BEGIN Records to use

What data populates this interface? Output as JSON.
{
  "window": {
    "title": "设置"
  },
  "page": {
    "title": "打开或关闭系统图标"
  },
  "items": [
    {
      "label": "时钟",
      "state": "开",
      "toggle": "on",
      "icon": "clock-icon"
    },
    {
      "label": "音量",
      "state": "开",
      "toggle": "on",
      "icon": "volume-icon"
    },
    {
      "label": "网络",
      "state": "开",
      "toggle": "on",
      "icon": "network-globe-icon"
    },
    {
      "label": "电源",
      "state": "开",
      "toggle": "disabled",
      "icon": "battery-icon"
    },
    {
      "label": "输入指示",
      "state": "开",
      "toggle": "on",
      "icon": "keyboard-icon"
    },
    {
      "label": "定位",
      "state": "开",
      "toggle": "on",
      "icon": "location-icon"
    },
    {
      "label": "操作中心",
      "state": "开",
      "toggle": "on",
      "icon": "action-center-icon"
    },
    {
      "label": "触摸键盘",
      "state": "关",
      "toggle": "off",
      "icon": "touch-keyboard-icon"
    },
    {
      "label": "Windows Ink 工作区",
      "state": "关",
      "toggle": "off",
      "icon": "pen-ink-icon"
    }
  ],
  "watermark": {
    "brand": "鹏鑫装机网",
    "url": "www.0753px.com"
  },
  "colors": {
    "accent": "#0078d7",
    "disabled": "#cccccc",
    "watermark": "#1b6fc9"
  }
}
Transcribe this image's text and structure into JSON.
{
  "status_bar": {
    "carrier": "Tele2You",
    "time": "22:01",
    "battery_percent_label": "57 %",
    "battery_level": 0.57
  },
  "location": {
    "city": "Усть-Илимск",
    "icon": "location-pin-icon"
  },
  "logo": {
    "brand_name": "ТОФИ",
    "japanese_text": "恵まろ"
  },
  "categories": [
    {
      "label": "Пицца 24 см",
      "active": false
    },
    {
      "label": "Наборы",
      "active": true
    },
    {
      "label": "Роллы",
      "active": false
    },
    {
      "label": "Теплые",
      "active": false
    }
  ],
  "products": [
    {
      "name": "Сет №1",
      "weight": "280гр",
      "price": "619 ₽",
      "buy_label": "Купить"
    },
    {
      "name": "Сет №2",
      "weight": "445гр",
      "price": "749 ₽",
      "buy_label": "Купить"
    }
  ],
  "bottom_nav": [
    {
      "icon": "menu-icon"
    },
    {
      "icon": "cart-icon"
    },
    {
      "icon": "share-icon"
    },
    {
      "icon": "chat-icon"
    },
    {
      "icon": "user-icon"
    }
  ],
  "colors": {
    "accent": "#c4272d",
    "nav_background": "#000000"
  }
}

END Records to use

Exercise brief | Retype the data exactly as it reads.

Exercise output |
What data populates this interface? Output as JSON.
{
  "window": {
    "title": "设置"
  },
  "page": {
    "title": "打开或关闭系统图标"
  },
  "items": [
    {
      "label": "时钟",
      "state": "开",
      "toggle": "on",
      "icon": "clock-icon"
    },
    {
      "label": "音量",
      "state": "开",
      "toggle": "on",
      "icon": "volume-icon"
    },
    {
      "label": "网络",
      "state": "开",
      "toggle": "on",
      "icon": "network-globe-icon"
    },
    {
      "label": "电源",
      "state": "开",
      "toggle": "disabled",
      "icon": "battery-icon"
    },
    {
      "label": "输入指示",
      "state": "开",
      "toggle": "on",
      "icon": "keyboard-icon"
    },
    {
      "label": "定位",
      "state": "开",
      "toggle": "on",
      "icon": "location-icon"
    },
    {
      "label": "操作中心",
      "state": "开",
      "toggle": "on",
      "icon": "action-center-icon"
    },
    {
      "label": "触摸键盘",
      "state": "关",
      "toggle": "off",
      "icon": "touch-keyboard-icon"
    },
    {
      "label": "Windows Ink 工作区",
      "state": "关",
      "toggle": "off",
      "icon": "pen-ink-icon"
    }
  ],
  "watermark": {
    "brand": "鹏鑫装机网",
    "url": "www.0753px.com"
  },
  "colors": {
    "accent": "#0078d7",
    "disabled": "#cccccc",
    "watermark": "#1b6fc9"
  }
}
Transcribe this image's text and structure into JSON.
{
  "status_bar": {
    "carrier": "Tele2You",
    "time": "22:01",
    "battery_percent_label": "57 %",
    "battery_level": 0.57
  },
  "location": {
    "city": "Усть-Илимск",
    "icon": "location-pin-icon"
  },
  "logo": {
    "brand_name": "ТОФИ",
    "japanese_text": "恵まろ"
  },
  "categories": [
    {
      "label": "Пицца 24 см",
      "active": false
    },
    {
      "label": "Наборы",
      "active": true
    },
    {
      "label": "Роллы",
      "active": false
    },
    {
      "label": "Теплые",
      "active": false
    }
  ],
  "products": [
    {
      "name": "Сет №1",
      "weight": "280гр",
      "price": "619 ₽",
      "buy_label": "Купить"
    },
    {
      "name": "Сет №2",
      "weight": "445гр",
      "price": "749 ₽",
      "buy_label": "Купить"
    }
  ],
  "bottom_nav": [
    {
      "icon": "menu-icon"
    },
    {
      "icon": "cart-icon"
    },
    {
      "icon": "share-icon"
    },
    {
      "icon": "chat-icon"
    },
    {
      "icon": "user-icon"
    }
  ],
  "colors": {
    "accent": "#c4272d",
    "nav_background": "#000000"
  }
}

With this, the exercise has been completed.